The adhesive material 204 applied to the spacer members 202 need not have high thermal conductance properties, since the adhesive-free thermal interface layer 110 will preferably be selected for very low thermal impedance. In addition, the adhesive material 204 may be an easily reworkable epoxy (and, for example, curable at room temperature) that has significantly improved bonding strength with respect to any adhesive directly applied to a thermal interface layer, or with respect to a thermal interface layer having an adhesive component thereto. As such, the spacer members allow the use of any thermally conductive material (preferably, but not necessarily, electrically insulating as well), without the need for bonding of the same. In the event that it is desired to remove the bonded heat sink 108, then the spacer members 202 may be cut with a sharp cutting tool. The adhesive material 204 may then be removed from the heat sink 108 and the module 102 with, for example, 3M Citrus Base Industrial Cleaner.
Finally, FIG. 4 is a flow diagram 400 illustrating an exemplary method for implementing heat sink attachment to a semiconductor chip or package, in accordance with a further embodiment of the invention. In block 402, a thermal interface layer, such a thermal interface pad, is applied to the chip surface. For example, a thermal interface pad having a starting thickness of about 6 mils may be used, and later compressed to a thickness of about 4 mils after subsequent attachment of the heat sink. Then, in block 404, the spacer members (with adhesive thereon) are applied to the substrate on which the chip is attached. The thickness or height of the spacer members is selected so as to accommodate the thickness of the bonded chip, as well as the thickness of the thermal interface layer. The adhesive applied to the top and bottom surfaces of the spacer members may have a thickness of about 1 mil, for example. Upon application of the spacer members to the substrate, the heat sink is aligned to the chip through an appropriate template, as shown in block 406. Then, as shown in block 408, a mechanical load is applied to the heat sink until the adhesive on the spacer member has had time to set. Thereafter, any such mechanical loading may be removed.

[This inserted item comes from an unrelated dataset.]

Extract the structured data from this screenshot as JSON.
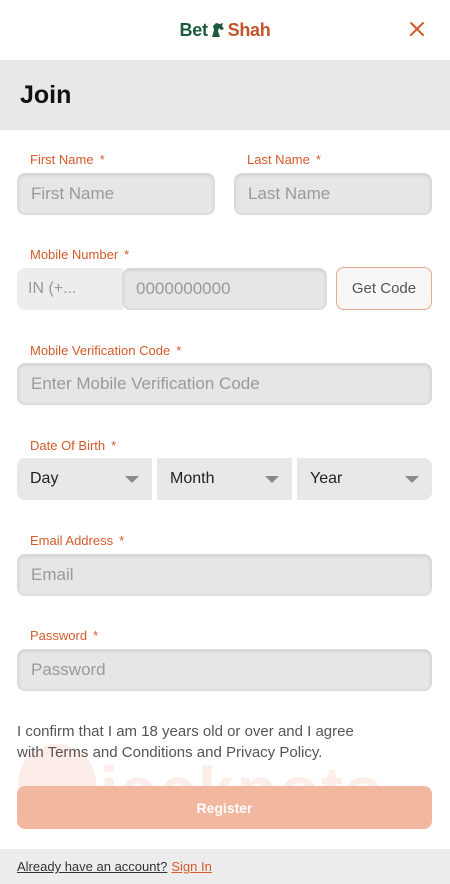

As will be appreciated, the above described method and structure for heat sink attachment is advantageous in that the need for a thermal interface epoxy is eliminated and, as such, removal of the heat sink will not damage the chip or the module. The separation of the adhesive function from the thermal interface layer to the spacer members allows for higher thermal conductivity of the layer and, accordingly, more consistent thermal energy transfer and dissipation. From a mechanical standpoint, expensive hardware components for loading, heat sink retention and strain relief becomes unnecessary, and the formation of mounting holes in the substrate or printed circuit board are not needed for such heat sink retention hardware.
While the invention has been described with reference to a preferred embodiment or embodiments, it will be understood by those skilled in the art that various changes may be made and equivalents may be substituted for elements thereof without departing from the scope of the invention. In addition, many modifications may be made to adapt a particular situation or material to the teachings of the invention without departing from the essential scope thereof. Therefore, it is intended that the invention not be limited to the particular embodiment disclosed as the best mode contemplated for carrying out this invention, but that the invention will include all embodiments falling within the scope of the appended claims.